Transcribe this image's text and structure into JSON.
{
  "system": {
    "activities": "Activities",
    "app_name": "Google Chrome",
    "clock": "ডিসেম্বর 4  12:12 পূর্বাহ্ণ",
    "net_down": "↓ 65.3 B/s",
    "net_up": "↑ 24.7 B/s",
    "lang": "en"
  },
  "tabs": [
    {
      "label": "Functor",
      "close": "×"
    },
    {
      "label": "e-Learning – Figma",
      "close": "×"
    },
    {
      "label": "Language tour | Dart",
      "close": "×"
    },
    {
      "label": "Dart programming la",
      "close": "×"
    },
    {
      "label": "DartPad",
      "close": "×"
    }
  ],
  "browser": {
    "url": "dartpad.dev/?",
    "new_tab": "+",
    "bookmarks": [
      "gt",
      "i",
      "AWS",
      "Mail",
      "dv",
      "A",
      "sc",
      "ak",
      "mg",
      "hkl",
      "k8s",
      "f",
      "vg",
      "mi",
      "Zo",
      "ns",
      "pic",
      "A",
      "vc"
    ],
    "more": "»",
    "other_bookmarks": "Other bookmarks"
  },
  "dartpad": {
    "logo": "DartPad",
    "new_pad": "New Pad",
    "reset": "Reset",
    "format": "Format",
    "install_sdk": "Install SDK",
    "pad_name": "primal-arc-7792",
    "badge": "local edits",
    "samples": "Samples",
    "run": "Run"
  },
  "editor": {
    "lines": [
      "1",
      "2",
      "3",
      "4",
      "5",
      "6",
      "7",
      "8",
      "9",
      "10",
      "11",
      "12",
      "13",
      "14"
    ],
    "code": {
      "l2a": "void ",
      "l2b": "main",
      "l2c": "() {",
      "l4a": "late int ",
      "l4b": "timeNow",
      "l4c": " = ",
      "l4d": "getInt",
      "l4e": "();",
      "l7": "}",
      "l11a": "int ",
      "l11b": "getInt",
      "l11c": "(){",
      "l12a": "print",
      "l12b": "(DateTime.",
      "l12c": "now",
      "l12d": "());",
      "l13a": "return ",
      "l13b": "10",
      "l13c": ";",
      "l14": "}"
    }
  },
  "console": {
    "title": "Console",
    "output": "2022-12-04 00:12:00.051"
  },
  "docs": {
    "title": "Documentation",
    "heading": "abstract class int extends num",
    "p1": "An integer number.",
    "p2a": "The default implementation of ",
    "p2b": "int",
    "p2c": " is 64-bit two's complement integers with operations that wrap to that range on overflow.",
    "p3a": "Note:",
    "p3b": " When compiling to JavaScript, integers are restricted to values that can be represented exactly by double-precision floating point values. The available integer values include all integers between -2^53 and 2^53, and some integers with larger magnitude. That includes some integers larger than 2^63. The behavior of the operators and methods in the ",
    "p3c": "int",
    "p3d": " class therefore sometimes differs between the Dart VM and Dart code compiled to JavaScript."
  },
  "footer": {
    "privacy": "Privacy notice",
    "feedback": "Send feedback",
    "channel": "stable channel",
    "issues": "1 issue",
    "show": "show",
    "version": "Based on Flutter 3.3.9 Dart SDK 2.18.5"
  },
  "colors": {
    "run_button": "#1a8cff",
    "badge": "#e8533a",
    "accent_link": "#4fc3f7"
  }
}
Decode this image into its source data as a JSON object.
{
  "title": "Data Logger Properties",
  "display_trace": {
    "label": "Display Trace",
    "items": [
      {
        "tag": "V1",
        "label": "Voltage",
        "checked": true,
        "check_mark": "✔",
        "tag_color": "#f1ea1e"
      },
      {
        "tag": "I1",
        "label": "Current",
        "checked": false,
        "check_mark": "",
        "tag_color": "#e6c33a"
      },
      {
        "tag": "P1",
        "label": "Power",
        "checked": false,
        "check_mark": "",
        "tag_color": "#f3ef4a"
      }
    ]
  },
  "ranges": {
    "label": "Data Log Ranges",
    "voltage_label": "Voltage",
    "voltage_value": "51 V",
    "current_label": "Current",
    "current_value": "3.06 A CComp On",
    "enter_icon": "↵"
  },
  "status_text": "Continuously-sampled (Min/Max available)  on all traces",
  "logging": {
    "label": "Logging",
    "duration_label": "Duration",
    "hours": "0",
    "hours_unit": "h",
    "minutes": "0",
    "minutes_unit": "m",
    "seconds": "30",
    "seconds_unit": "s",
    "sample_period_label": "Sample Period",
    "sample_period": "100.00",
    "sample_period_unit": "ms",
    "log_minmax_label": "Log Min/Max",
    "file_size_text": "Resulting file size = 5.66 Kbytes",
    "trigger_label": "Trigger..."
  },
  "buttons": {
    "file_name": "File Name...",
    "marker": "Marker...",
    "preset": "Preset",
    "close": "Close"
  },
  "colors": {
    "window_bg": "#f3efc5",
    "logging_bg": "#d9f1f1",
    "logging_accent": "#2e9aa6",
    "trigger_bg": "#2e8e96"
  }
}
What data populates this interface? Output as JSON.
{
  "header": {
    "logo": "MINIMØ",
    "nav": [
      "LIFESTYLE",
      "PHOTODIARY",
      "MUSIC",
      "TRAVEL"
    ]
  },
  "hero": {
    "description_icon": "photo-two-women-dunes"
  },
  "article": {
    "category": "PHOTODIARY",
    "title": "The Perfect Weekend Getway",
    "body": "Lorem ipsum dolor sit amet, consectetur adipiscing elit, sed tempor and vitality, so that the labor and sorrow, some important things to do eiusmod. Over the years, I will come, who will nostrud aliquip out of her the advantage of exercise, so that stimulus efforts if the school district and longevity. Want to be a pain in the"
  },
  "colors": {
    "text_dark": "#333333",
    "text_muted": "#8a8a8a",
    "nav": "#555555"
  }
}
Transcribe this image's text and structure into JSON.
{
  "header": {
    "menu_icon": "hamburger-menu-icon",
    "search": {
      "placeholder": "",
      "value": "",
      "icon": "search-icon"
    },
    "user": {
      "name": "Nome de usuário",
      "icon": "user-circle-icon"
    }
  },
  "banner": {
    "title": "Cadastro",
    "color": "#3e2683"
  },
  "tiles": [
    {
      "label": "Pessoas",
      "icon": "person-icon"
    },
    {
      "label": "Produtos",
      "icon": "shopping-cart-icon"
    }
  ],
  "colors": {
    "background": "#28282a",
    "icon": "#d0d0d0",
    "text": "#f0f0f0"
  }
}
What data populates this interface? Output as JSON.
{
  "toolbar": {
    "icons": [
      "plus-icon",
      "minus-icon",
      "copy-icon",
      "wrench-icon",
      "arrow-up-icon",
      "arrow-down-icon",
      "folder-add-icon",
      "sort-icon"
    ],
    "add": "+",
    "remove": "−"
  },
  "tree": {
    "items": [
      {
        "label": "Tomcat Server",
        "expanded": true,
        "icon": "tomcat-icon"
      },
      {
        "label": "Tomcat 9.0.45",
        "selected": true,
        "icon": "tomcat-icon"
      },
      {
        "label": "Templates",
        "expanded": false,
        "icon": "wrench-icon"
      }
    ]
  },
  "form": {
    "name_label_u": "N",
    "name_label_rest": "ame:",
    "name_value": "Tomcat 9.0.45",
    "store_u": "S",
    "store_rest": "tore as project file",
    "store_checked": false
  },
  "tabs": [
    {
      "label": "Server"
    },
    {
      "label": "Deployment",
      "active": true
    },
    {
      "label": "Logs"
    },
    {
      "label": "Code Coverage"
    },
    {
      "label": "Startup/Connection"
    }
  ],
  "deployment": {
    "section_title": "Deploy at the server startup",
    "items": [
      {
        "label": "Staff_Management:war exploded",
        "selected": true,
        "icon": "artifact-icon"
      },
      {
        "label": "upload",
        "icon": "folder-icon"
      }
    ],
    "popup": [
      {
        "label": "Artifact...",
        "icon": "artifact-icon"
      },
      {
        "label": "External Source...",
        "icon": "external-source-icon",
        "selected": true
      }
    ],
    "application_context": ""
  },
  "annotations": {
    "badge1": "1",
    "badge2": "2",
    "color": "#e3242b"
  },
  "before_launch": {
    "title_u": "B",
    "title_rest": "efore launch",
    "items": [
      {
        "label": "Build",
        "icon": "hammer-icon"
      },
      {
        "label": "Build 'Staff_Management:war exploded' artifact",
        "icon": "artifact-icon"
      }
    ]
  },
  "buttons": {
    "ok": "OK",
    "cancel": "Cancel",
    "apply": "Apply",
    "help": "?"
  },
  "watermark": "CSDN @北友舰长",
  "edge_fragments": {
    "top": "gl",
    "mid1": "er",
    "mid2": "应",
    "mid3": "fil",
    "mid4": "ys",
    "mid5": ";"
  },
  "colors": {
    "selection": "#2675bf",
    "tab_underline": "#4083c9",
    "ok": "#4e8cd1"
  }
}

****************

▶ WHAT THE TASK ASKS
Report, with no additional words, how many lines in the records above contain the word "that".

▶ RESULT
3